[[ Records for the task open ]]

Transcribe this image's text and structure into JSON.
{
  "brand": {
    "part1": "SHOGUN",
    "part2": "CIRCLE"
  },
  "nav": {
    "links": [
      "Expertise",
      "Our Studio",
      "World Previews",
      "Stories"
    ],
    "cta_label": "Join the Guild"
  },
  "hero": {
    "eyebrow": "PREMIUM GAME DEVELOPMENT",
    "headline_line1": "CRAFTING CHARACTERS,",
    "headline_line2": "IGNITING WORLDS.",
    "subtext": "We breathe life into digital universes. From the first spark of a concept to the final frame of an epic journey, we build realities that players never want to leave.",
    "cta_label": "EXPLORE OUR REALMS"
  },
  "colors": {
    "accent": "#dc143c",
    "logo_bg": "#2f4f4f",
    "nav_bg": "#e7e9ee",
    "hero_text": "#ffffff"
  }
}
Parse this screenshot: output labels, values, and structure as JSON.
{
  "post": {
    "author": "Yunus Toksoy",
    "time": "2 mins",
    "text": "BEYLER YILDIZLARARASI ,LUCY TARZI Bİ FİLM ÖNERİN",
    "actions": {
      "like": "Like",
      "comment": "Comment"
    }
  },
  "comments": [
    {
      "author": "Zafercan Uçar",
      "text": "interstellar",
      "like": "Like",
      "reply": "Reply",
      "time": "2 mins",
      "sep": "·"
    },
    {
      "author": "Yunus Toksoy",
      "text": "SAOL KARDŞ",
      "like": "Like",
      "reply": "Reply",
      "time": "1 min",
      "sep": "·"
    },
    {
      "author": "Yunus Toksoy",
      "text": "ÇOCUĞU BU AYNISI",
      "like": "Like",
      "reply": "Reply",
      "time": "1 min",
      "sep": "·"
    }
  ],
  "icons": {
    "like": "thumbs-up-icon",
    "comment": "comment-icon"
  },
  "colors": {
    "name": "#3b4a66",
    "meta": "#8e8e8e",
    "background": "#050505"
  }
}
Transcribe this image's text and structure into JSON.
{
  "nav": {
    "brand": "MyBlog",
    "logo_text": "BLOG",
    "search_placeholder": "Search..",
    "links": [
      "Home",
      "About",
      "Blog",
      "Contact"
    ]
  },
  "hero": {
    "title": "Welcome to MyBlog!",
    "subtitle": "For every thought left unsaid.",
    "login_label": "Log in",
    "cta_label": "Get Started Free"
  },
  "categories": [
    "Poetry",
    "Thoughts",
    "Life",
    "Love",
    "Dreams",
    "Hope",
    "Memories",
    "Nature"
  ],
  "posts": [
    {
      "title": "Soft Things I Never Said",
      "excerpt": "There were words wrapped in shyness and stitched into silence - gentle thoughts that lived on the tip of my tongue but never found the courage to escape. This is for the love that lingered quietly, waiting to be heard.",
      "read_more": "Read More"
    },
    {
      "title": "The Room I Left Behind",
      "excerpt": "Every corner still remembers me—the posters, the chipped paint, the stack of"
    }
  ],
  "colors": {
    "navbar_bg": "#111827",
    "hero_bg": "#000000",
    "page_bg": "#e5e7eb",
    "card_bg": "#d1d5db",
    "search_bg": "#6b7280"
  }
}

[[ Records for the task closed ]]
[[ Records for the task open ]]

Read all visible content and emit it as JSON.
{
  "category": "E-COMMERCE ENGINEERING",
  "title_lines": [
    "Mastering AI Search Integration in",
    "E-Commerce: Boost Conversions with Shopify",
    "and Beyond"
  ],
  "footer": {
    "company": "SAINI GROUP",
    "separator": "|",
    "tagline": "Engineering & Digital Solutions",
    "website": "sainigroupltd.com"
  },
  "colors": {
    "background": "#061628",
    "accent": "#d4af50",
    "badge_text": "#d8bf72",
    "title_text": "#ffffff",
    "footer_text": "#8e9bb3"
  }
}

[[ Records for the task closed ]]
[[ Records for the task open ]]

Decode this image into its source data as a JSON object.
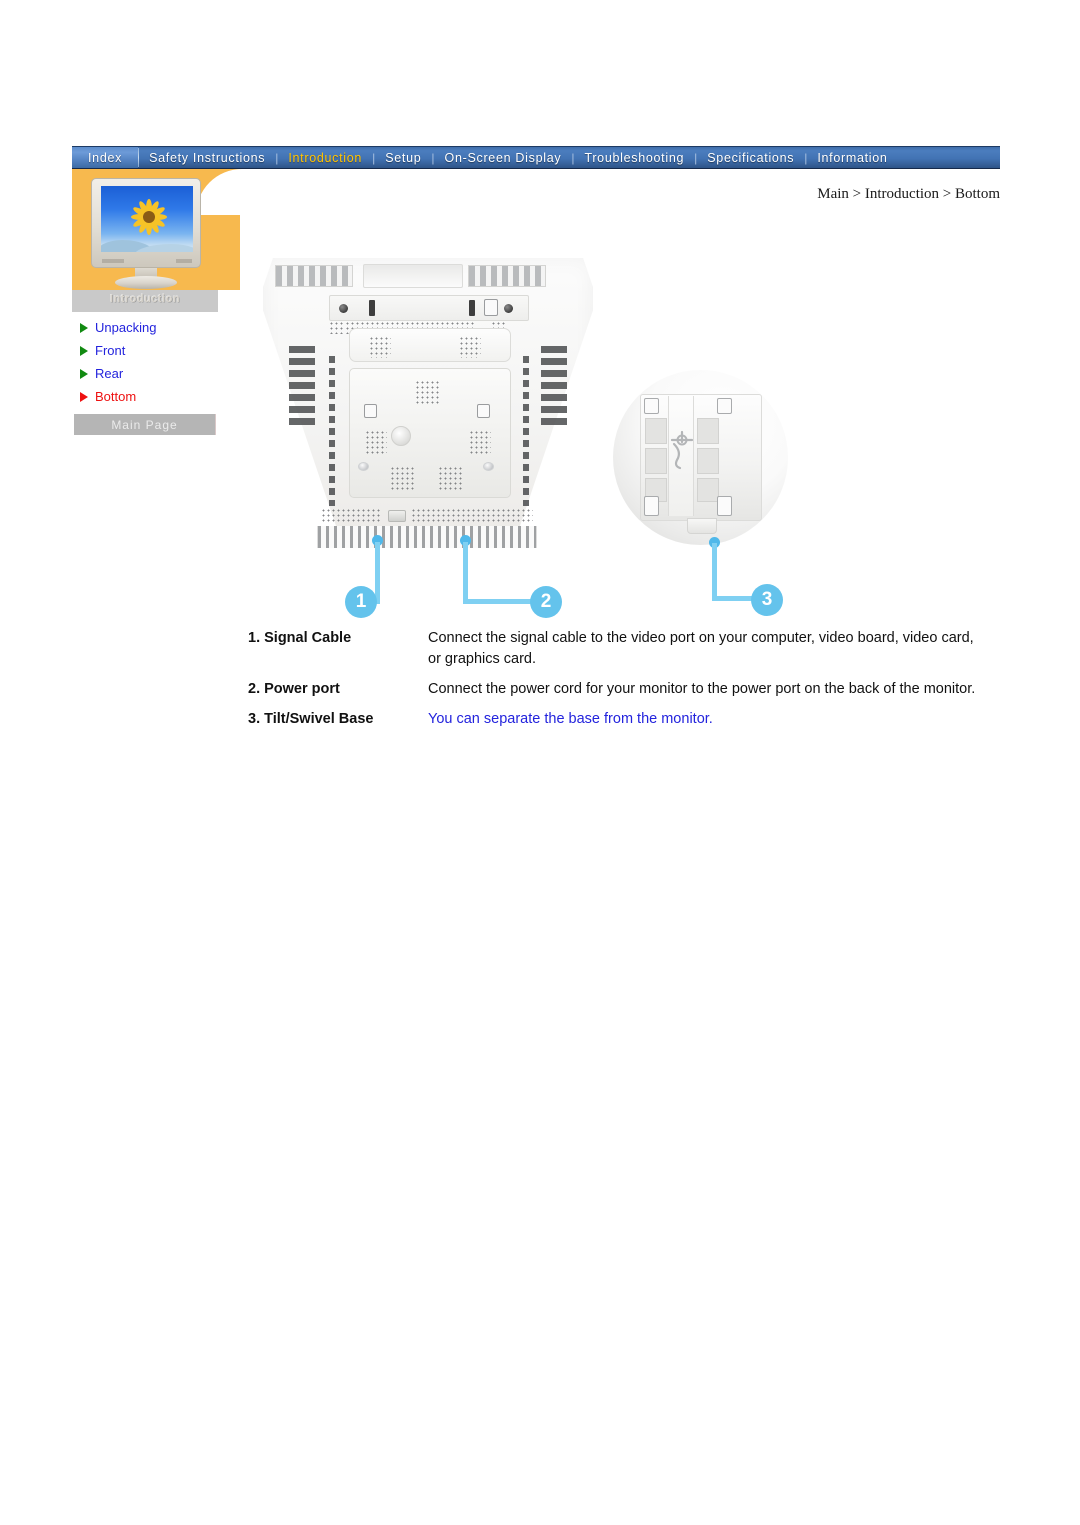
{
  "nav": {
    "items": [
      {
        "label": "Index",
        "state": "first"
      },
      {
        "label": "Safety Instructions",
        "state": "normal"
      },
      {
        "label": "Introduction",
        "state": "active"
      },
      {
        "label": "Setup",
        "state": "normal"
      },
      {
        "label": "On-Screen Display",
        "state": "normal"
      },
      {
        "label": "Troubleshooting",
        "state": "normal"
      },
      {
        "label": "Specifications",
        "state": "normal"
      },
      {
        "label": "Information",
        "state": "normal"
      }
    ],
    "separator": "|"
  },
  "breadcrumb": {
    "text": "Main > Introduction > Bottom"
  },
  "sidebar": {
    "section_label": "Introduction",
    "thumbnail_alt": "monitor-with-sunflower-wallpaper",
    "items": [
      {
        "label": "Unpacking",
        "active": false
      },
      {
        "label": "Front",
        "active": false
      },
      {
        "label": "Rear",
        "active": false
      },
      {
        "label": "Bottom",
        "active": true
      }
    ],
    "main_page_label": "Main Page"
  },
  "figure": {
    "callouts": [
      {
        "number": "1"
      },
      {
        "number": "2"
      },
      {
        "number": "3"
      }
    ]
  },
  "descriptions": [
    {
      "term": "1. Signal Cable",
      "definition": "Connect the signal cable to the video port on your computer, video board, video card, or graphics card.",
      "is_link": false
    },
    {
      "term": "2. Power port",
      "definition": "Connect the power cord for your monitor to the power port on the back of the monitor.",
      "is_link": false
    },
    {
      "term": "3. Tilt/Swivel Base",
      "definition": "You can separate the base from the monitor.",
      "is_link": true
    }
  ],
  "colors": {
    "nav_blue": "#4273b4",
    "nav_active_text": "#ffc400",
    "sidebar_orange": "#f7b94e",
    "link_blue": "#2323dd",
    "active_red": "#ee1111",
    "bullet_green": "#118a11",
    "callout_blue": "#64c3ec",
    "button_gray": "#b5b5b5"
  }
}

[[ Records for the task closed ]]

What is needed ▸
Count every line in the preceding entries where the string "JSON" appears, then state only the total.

Expected answer ▸
5